I also received another eBay auction package this week from an auction that also had free shipping and the two packages couldn't have been more different. Now this is how you should mark up a package!

The funny part is that the card inside that amazing packaging was damaged...I mean to say, I was buying a damaged card. This was a 1949 Bowman Andy Pafko with an obvious crease and a chunk taken out of the bottom right corner. If you've read this blog before than you know I'm an Andy Pafko hoarder and so I'll take any of his playing days cards no matter what the condition and sometimes the damaged ones bring me a little more joy.

1949 Bowman Andy Pafko #63

So the undamaged card came to me damaged and the damaged card came packed as if it was a gem mint 10. Go figure!


Corky said…

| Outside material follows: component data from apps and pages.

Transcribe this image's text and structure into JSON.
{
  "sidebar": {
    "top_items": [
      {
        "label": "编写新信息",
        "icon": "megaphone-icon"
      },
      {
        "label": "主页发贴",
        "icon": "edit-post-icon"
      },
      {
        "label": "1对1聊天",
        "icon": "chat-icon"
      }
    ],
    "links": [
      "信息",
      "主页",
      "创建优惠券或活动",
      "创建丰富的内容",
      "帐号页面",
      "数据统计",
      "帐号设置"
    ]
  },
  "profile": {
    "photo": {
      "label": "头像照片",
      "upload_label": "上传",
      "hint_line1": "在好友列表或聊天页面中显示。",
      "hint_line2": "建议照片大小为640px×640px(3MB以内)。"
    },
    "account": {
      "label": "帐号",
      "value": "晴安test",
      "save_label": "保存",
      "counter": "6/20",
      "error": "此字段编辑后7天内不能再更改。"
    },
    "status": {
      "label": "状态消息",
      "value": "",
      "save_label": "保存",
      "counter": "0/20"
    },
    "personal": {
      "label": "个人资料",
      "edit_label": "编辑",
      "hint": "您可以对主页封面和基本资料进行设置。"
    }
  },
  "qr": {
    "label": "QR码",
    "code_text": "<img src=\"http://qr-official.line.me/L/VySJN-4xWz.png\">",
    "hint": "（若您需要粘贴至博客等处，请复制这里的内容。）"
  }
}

I don't like when sellers send a card using a flimsy top loader. Have to wonder if the damage would have been as bad had they used a rigid top loader.
Dawgbones said…

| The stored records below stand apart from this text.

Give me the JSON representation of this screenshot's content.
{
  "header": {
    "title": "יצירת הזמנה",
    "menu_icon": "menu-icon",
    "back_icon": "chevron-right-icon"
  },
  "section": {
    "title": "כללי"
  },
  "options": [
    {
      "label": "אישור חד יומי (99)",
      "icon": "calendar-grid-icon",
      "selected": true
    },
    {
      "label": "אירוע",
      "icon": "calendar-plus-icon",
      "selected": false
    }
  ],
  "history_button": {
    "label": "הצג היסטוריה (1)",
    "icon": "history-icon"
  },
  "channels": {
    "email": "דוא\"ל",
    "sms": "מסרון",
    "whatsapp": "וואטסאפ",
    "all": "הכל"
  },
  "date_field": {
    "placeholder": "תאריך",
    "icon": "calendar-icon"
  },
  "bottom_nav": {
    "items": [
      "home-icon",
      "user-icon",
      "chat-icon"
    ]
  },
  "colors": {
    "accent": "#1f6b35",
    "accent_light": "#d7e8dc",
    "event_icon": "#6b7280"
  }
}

You should ask your sellers, as I do, to please mark the envelope or package as "HAND SORT ONLY", this will sometimes keep it out of the crimping machine, er.. I mean sorting machine!!
Stubby said…

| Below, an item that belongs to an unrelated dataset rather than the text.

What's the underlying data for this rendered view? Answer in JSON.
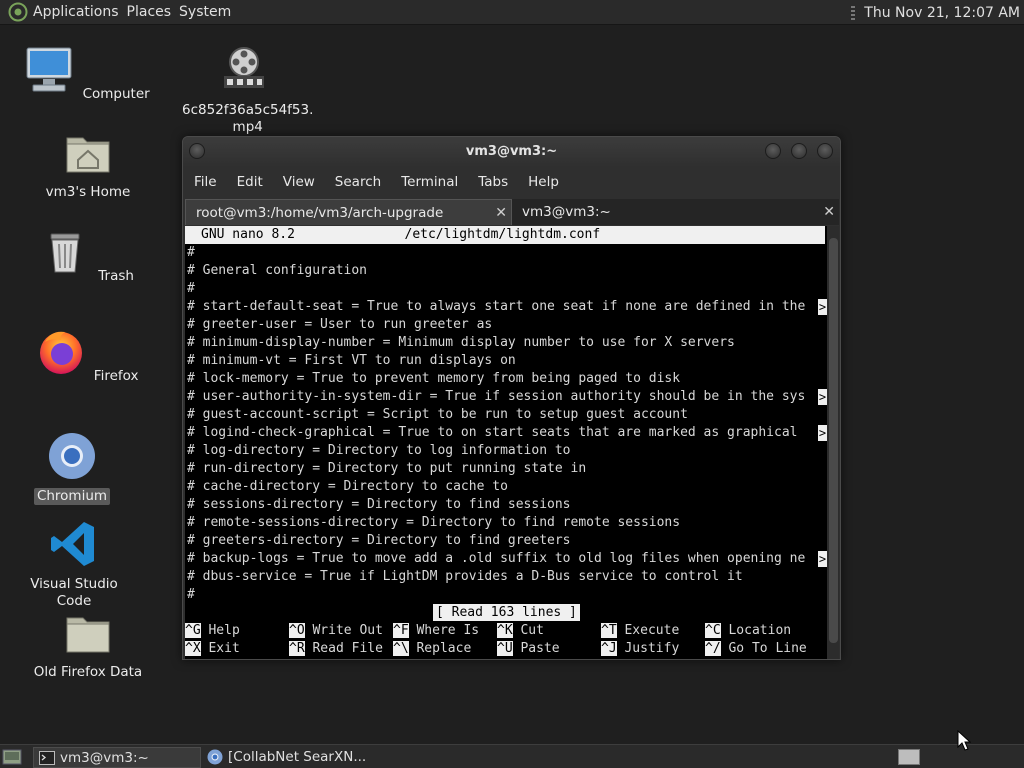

As a former Postal worker, one who worked with the sorting machines, I can assure you that writing "hand sort only" will have absolutely no effect on anyone or anything. Used to make a difference; hasn't in at least a decade. "Fragile" and "Do Not Bend" are your best bets. And, even then, it probably won't make a difference. EVERYTHING is going through one machine or another--regardless of how obvious it is that it shouldn't. There are no "Manual" sorting clerks left at any of the processing centers--those jobs have been eliminated--and the local bosses don't get credit for any mail that isn't counted (and the only way they get counted is to go through the machines). About the only thing you can pray for is that you get an employee who cares enough to defy the bosses and actually care about the mail (there used to be lots of them, but they've sort of become the dodo birds of industry). I used to have a carrier who would work hard to track down mis-delivered mail of mine (ebay purchases, mainly). Now I have a carrier who delights in folding vinyl records in half to fit them in my mailbox. Never mind the "fragile" and "do not bend" notices on those. Had one seller who thought he'd outsmart them and, as an outer layer of protection on the 45 record, used solid pieces of wood. Carrier must have busted it over his/her knee to get it folded and in my mailbox. As a former employee, I do actually have sympathy for the Postal Service. Pretty much all of the problems you have now, and the general lack of care, are Congress' fault. 100% Congress' fault. And by design. Congress (Republicans anyway) want the Postal Service to fail, so they can privatize. I guarantee you they wouldn't hold a private mail company to the things they hold the USPS to. Pay would drop, benefits would cease to exist, mailing costs would rise and there would be tons of places where mail service would be unavailable entirely. UPS, for example, classifies San Diego as "remote" (and charge higher rates to ship there). There's moocho money to be made in mail delivery, but the Postal Service isn't allowed to make a profit and is forced to pay millions every year into a Congressional slush fund. Officially, that money is pre-funding of retirement and healthcare. But they've forced the PO to pre-fund so much that people who won't be born for another 75 years are completely funded. Its a farce. And, unofficially, Congress critters will tell you that they spent the money on other things--so, in truth, the PO has pre-funded nothing...other than, you know, whatever the Congress critters choose to skim and spend it on...wars, overseas junkets, Benghazi hearings...the usual crap.